January 5: DeSantis awards vaccine-distribution authority to Fancelli’s Publix.

January 6: Trump’s January 6 speech launches an armed insurrection against America.

January 8: Roger Stone says that, like Jones, he was asked to lead the January 6 march.

What this sequence of events suggests is that Trump and Stop the Steal would have had enormous leverage to get money from a Publix heiress at the time Publix paid $50,000 to Ron DeSantis and she paid $300,000 to Stop the Steal, as Trump’s most powerful Florida ally was about to decide whether to award Publix a massively lucrative state contract. It also suggests that there may have been a sub rosa Trump-Publix-Stop the Steal nexus that brought together two separate conversations: (1) vaccine distribution in Florida, a life-or-death matter affecting millions of U.S. citizens, and (2) the funding of a political event Trump very much needed to see happen, and that “no one” would fund, per Jones.

Keep in mind that, as Proof has reported, Trump knew by late December (or the first 48 hours or so of January 2021) that the Secret Service had determined the Capitol would be dangerous on January 6. Why does this matter (besides the reasons laid out at Proof with respect to the actions of the Secret Service)? Because the timeline above raises one question for the FBI that at first may seem like a thorny one: if, in late December or early January, Stop the Steal desperately needed money to fund Trump’s speech, why didn’t the 2020 Trump campaign just pay for it, or for that matter, Trump himself?

Answer: because they couldn’t. Because the money Stop the Steal was seeking was for two events—one at the Ellipse and one at Lot 8 at the Capitol—both of which, as Jones has said, Trump told Stop the Steal he would attend. So even if Trump believed that the event at the Ellipse would be peaceful, he knew from the Secret Service that the event on the Capitol grounds would not be, so his political operation couldn’t fund it.

In other words, at the moment that Fancelli, the Publix heiress, swooped in to pay Ali Alexander (the convicted felon), Roger Stone (the convicted felon), and Alex Jones (the infamous conspiracy theorist) to host Donald Trump at two large-scale events in DC, those events were on the verge of being cancelled due to lack of funds.

This means that Trump’s political inner circle, which most certainly includes Ron DeSantis, had leverage over Publix and anyone with a financial interest in the success of Publix at a moment when Trump’s entire plan for January 6 was about to fall apart unless a Publix heiress stepped in.
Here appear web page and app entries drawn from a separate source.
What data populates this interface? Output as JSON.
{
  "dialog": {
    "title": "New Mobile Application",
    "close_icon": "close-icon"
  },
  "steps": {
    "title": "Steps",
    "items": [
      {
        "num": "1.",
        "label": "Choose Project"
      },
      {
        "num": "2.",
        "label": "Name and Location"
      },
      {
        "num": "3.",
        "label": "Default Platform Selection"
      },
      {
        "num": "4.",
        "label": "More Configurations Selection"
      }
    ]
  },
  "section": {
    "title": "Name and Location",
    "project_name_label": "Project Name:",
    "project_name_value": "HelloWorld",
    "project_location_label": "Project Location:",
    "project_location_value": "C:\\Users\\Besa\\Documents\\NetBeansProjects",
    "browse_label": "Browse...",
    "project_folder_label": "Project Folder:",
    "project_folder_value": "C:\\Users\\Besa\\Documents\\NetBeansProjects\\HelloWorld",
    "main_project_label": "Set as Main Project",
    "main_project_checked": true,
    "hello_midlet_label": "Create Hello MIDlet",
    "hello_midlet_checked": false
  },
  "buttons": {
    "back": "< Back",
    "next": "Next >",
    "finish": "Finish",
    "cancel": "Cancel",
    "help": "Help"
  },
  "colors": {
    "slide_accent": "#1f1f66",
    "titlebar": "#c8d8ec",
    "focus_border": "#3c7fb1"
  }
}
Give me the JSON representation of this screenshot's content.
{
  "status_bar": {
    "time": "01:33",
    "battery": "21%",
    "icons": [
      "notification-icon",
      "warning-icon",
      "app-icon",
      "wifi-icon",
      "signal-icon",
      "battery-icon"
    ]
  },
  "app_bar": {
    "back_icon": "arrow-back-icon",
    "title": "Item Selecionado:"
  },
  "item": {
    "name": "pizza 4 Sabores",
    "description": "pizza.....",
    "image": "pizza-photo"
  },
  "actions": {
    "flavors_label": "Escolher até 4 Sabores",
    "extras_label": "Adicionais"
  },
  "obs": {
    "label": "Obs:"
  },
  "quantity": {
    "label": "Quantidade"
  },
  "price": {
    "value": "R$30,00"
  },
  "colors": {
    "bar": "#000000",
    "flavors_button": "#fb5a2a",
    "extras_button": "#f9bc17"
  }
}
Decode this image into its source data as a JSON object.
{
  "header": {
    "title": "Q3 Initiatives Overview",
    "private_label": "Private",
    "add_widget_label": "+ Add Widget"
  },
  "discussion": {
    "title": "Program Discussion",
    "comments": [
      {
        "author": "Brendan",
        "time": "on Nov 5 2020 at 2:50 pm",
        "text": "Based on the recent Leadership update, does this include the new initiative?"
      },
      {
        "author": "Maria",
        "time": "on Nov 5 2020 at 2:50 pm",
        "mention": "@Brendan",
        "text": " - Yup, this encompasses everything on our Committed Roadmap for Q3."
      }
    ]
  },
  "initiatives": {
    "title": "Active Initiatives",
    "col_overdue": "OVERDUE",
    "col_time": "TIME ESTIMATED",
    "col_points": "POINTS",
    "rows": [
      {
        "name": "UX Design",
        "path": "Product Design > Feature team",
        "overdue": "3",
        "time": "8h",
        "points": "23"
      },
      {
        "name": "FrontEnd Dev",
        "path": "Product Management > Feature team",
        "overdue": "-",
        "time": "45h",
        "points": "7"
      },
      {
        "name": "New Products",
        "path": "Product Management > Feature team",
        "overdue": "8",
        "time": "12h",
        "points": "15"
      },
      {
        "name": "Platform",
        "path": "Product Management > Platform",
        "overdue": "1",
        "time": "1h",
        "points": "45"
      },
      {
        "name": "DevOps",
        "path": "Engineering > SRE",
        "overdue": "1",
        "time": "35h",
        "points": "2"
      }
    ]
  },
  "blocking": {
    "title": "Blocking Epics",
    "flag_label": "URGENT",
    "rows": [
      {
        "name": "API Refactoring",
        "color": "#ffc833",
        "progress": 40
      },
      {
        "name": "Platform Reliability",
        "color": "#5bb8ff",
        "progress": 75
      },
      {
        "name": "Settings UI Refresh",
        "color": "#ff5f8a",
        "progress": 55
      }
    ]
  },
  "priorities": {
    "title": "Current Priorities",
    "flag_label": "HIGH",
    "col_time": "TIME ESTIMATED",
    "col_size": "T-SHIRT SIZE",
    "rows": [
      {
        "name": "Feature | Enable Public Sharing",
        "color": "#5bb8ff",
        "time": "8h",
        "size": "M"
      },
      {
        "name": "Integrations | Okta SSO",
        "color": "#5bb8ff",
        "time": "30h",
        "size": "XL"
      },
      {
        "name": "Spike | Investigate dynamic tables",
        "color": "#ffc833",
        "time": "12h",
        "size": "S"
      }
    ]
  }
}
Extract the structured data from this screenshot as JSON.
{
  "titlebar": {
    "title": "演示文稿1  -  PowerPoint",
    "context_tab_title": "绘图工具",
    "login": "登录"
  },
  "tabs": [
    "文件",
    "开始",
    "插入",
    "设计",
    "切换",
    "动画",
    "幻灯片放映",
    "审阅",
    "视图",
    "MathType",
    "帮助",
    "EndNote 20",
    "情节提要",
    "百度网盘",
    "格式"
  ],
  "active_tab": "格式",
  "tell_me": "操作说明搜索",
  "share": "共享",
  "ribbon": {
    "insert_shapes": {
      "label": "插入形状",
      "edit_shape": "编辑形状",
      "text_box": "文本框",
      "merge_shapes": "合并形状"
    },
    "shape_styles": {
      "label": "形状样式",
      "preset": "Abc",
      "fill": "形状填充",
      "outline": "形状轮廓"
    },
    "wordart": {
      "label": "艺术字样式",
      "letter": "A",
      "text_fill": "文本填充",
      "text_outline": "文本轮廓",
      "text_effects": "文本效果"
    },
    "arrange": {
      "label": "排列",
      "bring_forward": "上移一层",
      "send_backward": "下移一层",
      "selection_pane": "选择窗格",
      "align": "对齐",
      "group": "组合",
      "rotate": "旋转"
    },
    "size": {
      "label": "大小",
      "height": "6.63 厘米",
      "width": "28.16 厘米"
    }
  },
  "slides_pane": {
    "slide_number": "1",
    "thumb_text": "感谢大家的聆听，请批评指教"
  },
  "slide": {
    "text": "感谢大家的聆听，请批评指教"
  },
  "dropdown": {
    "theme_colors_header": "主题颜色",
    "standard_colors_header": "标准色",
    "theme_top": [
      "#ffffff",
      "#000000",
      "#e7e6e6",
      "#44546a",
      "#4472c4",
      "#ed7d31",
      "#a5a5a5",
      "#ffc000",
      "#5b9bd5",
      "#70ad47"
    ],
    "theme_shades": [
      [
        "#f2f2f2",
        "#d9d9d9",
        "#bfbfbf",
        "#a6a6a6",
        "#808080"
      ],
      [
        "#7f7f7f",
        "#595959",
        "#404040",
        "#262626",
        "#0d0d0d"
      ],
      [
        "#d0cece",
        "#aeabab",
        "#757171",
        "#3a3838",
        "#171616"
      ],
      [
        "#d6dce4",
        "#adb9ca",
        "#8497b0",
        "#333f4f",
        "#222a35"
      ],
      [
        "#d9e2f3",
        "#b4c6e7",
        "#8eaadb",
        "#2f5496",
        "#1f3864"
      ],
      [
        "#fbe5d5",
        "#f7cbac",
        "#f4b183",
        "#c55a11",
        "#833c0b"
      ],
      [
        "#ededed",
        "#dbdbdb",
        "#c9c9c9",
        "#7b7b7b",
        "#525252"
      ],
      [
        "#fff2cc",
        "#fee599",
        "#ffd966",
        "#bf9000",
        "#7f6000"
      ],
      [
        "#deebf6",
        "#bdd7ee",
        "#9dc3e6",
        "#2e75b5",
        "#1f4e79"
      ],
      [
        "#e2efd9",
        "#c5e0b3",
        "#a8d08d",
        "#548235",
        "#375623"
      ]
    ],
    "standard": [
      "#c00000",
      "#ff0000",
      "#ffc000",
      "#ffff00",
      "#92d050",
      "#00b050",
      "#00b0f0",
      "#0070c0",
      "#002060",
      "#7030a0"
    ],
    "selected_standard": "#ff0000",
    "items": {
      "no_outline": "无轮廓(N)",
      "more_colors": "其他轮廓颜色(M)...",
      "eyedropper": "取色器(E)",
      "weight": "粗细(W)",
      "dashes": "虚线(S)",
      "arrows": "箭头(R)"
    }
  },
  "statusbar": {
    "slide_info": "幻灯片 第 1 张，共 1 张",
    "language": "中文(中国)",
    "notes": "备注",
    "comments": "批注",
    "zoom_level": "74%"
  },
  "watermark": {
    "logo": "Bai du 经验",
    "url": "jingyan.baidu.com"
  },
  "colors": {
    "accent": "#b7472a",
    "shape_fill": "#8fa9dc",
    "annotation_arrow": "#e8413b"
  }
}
The FBI must begin investigating these events immediately—and Congress should, too.

{Note: Needless to say, none of this occurs in a vacuum. Not only was Ron DeSantis regularly photographed with alleged campaign-finance criminals (and Trump donors) Lev Parnas and Igor Fruman, he now faces accusations, as detailed in this CNBC article, that he exhibited political favoritism in his handling of vaccine distribution. While past conduct doesn’t always predict future conduct, Gov. DeSantis has been under a microscope for both his handling of campaign finance matters and his handling of vaccine distribution for some time now. So the possible nexus discussed above fits into a clear pattern of prior (and, arguably, ongoing) illicit conduct—even if, to be sure, much more FBI and Congressional investigation is now needed before any final determination can be made about the conduct of either Fancelli or DeSantis.}

Coda: As a matter of policy, and to distinguish the research, reporting, and analysis in Proof from the journalism of “access journalists” like Maggie Haberman of the New York Times, this outlet never uses known liars as anonymous sources. Indeed, Proof never cites known liars at all unless (a) they are identified by name, (b) their reputation for deceit is transparently communicated to readers, and (c) their statements are corroborated by other evidence. This policy is consistent with what I teach my journalism students at University of New Hampshire. It’s with this caveat that I propose that there is some value in watching CBS News question Governor DeSantis about the appearance of him participating in a “pay-to-play” scheme. Though what DeSantis is saying here is a lie, it is valuable to watch him lying because he is fact-checked “in real time” by the ex post CBS News voiceover: